[Recorded data]
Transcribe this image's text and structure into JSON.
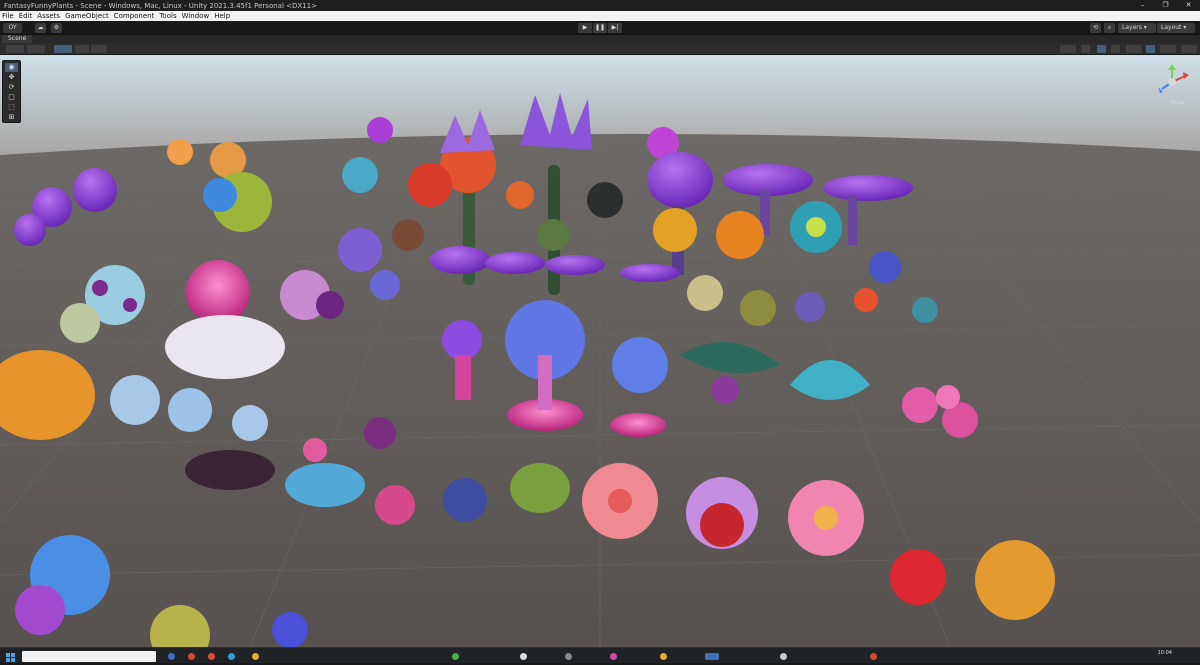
{
  "window": {
    "title": "FantasyFunnyPlants - Scene - Windows, Mac, Linux - Unity 2021.3.45f1 Personal <DX11>",
    "minimize": "–",
    "maximize": "❐",
    "close": "✕"
  },
  "menu": [
    "File",
    "Edit",
    "Assets",
    "GameObject",
    "Component",
    "Tools",
    "Window",
    "Help"
  ],
  "toolbar": {
    "account": "OY",
    "play_icon": "▶",
    "pause_icon": "❚❚",
    "step_icon": "▶|",
    "layers_label": "Layers",
    "layout_label": "Layout"
  },
  "scene_tab": {
    "label": "Scene"
  },
  "gizmo": {
    "label": "Persp"
  },
  "tools": [
    "eye-icon",
    "move-icon",
    "rotate-icon",
    "scale-icon",
    "rect-icon",
    "transform-icon"
  ],
  "taskbar": {
    "clock_time": "10:04",
    "clock_date": ""
  },
  "colors": {
    "viewport_ground": "#5f5a57",
    "sky_top": "#c9dde9",
    "accent_blue": "#46607c",
    "purple_plant": "#8b3fd0",
    "pink_plant": "#e25fa3",
    "orange_plant": "#e07a2c",
    "teal_plant": "#3ea5b6"
  }
}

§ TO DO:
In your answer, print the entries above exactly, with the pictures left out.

§ SOLUTION FOR THIS EXERCISE:
Transcribe this image's text and structure into JSON.
{
  "window": {
    "title": "FantasyFunnyPlants - Scene - Windows, Mac, Linux - Unity 2021.3.45f1 Personal <DX11>",
    "minimize": "–",
    "maximize": "❐",
    "close": "✕"
  },
  "menu": [
    "File",
    "Edit",
    "Assets",
    "GameObject",
    "Component",
    "Tools",
    "Window",
    "Help"
  ],
  "toolbar": {
    "account": "OY",
    "play_icon": "▶",
    "pause_icon": "❚❚",
    "step_icon": "▶|",
    "layers_label": "Layers",
    "layout_label": "Layout"
  },
  "scene_tab": {
    "label": "Scene"
  },
  "gizmo": {
    "label": "Persp"
  },
  "tools": [
    "eye-icon",
    "move-icon",
    "rotate-icon",
    "scale-icon",
    "rect-icon",
    "transform-icon"
  ],
  "taskbar": {
    "clock_time": "10:04",
    "clock_date": ""
  },
  "colors": {
    "viewport_ground": "#5f5a57",
    "sky_top": "#c9dde9",
    "accent_blue": "#46607c",
    "purple_plant": "#8b3fd0",
    "pink_plant": "#e25fa3",
    "orange_plant": "#e07a2c",
    "teal_plant": "#3ea5b6"
  }
}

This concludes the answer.